*** Begin section ***

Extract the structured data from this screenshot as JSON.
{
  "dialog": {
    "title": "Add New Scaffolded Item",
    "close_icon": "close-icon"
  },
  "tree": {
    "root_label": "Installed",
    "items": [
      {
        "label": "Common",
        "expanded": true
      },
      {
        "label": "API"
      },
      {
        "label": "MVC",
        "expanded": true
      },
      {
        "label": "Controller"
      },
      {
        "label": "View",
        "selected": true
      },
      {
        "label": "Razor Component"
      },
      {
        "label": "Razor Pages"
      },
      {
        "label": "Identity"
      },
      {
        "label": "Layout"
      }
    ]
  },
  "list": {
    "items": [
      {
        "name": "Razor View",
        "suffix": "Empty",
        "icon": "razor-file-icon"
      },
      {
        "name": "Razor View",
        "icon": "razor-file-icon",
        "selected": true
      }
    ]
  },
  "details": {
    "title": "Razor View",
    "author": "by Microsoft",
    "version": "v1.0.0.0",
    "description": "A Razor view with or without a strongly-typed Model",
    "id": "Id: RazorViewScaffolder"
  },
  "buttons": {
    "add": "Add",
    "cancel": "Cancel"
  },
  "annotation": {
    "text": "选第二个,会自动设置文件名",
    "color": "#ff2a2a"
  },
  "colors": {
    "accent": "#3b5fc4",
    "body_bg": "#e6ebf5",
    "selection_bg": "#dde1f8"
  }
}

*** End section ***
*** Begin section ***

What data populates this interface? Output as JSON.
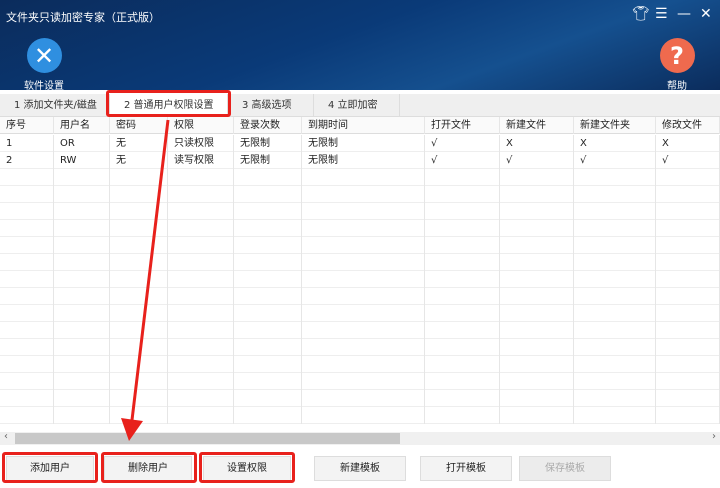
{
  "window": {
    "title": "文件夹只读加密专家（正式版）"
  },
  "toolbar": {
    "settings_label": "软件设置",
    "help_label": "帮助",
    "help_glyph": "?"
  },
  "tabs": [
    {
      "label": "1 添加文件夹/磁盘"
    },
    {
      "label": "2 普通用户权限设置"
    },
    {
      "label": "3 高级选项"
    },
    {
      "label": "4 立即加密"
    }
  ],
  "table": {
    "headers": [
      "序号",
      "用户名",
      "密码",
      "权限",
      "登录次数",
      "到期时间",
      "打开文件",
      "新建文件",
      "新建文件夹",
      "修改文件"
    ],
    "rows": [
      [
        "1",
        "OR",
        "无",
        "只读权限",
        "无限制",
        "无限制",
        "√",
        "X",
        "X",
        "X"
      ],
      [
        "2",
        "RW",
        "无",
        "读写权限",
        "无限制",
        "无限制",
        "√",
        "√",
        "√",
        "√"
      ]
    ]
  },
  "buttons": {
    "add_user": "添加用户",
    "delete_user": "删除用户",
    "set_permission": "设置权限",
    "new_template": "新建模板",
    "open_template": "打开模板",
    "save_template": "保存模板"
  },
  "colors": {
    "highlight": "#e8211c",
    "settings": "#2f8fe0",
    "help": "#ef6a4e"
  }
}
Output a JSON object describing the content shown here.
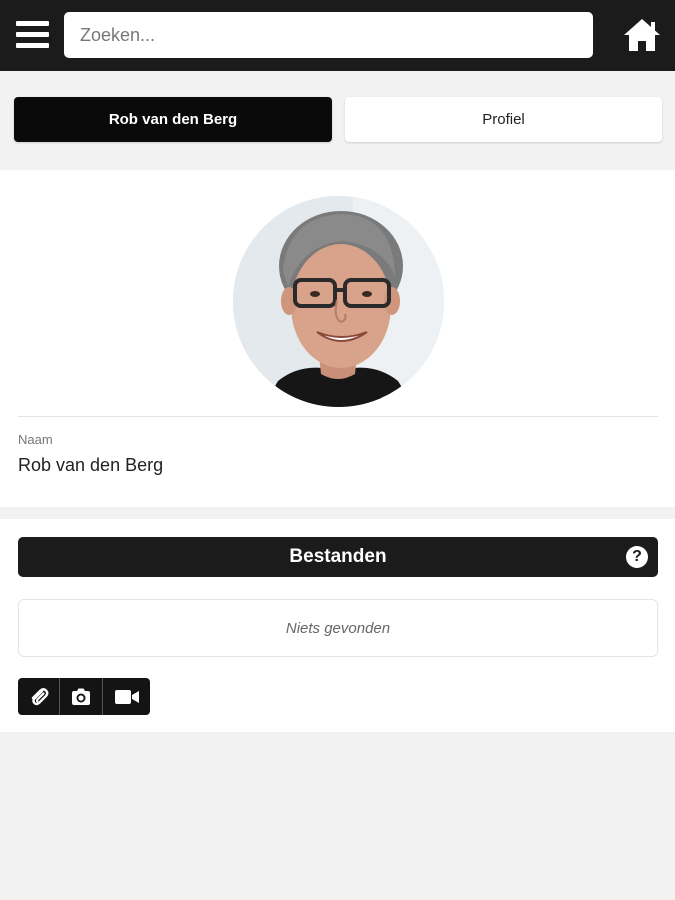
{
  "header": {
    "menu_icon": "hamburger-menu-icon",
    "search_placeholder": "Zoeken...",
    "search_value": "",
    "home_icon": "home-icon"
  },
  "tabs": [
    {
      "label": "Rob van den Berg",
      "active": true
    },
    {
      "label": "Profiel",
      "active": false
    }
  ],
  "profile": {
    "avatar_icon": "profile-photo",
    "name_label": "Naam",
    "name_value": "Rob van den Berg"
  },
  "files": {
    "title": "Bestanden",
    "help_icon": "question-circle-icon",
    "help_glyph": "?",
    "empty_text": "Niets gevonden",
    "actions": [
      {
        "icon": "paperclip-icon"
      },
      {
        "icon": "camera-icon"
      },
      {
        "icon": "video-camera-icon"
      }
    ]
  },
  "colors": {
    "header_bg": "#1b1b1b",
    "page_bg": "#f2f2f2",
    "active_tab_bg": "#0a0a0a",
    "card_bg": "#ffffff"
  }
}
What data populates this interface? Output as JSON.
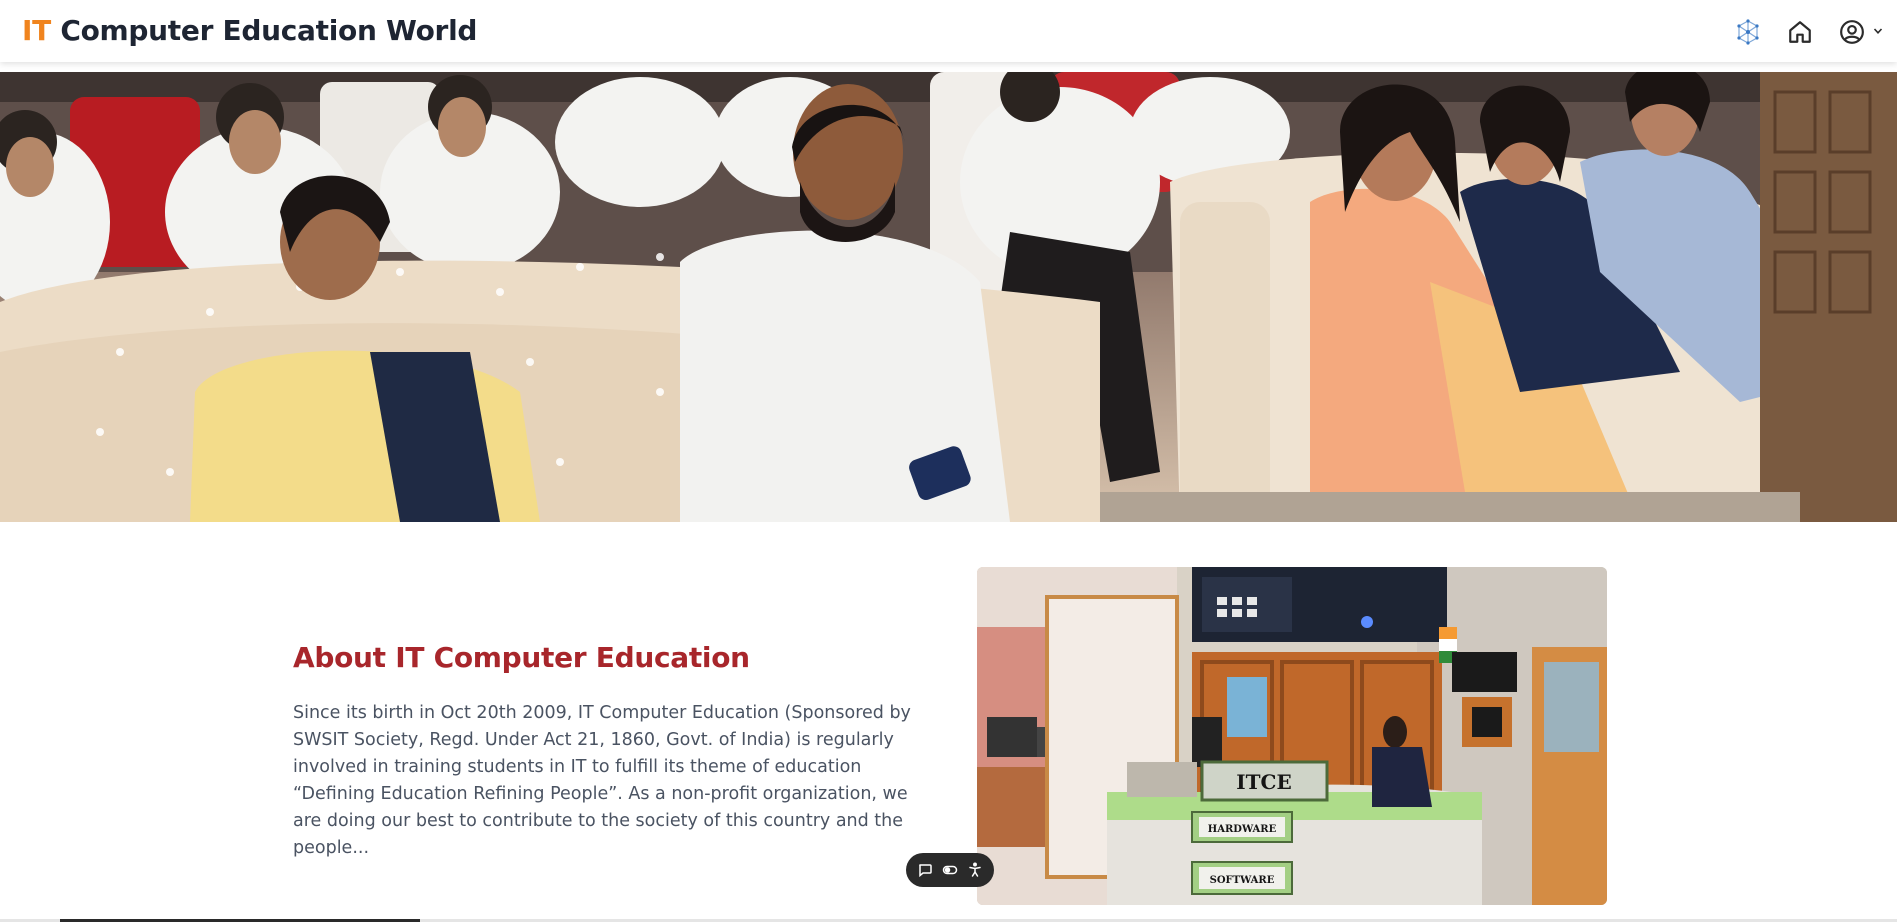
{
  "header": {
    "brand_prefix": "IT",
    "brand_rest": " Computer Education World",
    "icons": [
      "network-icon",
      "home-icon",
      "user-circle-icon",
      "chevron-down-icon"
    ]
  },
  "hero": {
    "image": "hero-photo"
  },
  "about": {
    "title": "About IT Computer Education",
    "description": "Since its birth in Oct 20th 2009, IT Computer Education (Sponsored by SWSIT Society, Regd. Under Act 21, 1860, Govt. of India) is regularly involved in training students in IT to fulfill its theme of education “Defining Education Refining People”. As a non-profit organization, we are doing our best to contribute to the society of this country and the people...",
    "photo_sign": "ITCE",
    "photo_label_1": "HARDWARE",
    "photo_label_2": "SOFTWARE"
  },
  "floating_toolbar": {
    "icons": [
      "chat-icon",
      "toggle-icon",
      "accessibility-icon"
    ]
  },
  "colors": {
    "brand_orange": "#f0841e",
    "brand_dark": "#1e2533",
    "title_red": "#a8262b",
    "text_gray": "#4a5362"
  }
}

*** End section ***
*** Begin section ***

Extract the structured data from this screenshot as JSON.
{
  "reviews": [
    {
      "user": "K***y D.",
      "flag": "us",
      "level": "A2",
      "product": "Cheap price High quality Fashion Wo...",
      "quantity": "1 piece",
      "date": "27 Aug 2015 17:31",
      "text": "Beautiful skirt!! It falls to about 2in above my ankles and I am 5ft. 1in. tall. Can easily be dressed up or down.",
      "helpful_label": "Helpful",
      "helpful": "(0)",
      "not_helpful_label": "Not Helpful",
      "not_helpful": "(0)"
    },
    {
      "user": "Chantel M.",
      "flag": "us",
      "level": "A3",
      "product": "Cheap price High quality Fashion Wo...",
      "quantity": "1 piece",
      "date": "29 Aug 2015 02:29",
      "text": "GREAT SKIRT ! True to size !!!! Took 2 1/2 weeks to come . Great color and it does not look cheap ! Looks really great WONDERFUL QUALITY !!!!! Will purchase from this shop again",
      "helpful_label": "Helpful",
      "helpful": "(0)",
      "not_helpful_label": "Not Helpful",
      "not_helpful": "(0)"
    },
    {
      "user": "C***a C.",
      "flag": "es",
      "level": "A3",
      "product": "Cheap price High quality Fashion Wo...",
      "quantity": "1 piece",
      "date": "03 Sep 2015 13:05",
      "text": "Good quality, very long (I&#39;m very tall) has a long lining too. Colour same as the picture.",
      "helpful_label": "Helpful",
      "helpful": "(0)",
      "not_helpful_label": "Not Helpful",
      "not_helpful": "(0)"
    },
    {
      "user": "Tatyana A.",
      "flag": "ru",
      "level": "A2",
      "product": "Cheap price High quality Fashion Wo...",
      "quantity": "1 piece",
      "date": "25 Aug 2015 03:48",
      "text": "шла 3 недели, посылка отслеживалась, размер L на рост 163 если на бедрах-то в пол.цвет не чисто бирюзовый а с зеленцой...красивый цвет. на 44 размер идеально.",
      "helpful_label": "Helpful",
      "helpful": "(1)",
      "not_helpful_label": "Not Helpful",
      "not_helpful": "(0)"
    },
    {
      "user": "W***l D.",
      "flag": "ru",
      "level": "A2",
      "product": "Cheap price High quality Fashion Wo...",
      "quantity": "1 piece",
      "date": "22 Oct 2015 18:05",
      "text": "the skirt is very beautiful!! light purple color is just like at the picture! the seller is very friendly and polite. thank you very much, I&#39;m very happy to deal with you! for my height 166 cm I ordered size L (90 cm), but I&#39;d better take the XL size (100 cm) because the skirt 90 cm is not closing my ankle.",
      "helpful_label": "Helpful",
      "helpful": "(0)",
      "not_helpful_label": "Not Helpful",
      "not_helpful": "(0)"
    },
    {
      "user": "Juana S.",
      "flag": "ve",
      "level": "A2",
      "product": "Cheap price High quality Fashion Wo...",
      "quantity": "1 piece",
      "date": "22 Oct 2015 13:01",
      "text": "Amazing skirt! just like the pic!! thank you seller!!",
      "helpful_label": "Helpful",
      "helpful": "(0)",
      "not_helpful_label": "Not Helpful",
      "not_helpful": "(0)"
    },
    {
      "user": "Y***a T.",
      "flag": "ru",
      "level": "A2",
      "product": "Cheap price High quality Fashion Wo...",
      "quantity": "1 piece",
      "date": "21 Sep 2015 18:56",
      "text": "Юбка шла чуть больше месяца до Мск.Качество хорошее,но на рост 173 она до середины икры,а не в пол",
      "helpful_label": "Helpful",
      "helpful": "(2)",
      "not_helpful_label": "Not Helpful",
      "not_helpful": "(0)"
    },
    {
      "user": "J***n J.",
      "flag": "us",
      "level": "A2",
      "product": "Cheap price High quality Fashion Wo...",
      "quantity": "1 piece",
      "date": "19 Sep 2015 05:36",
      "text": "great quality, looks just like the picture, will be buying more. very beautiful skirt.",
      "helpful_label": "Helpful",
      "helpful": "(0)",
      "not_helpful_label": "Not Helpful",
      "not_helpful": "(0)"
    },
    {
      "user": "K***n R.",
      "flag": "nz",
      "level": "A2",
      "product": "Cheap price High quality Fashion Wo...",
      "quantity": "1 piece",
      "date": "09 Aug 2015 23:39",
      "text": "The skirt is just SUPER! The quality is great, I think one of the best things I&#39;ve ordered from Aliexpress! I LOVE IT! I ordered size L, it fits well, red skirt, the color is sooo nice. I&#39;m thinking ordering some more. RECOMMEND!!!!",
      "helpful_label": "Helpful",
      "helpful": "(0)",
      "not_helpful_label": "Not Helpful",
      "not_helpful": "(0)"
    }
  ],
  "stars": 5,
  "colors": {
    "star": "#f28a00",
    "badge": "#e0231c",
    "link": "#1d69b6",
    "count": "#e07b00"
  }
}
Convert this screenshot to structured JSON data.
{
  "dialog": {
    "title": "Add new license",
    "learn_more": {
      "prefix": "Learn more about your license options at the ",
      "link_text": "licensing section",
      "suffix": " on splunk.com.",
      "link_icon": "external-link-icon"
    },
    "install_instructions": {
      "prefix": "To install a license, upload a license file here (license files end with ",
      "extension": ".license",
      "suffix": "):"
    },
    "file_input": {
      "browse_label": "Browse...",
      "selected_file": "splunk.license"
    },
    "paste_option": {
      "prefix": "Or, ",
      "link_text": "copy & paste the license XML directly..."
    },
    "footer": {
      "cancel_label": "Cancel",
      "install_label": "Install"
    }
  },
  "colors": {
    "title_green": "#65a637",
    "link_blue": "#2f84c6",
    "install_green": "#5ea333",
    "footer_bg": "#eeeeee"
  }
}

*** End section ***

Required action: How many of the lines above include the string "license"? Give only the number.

Result for this exercise: 6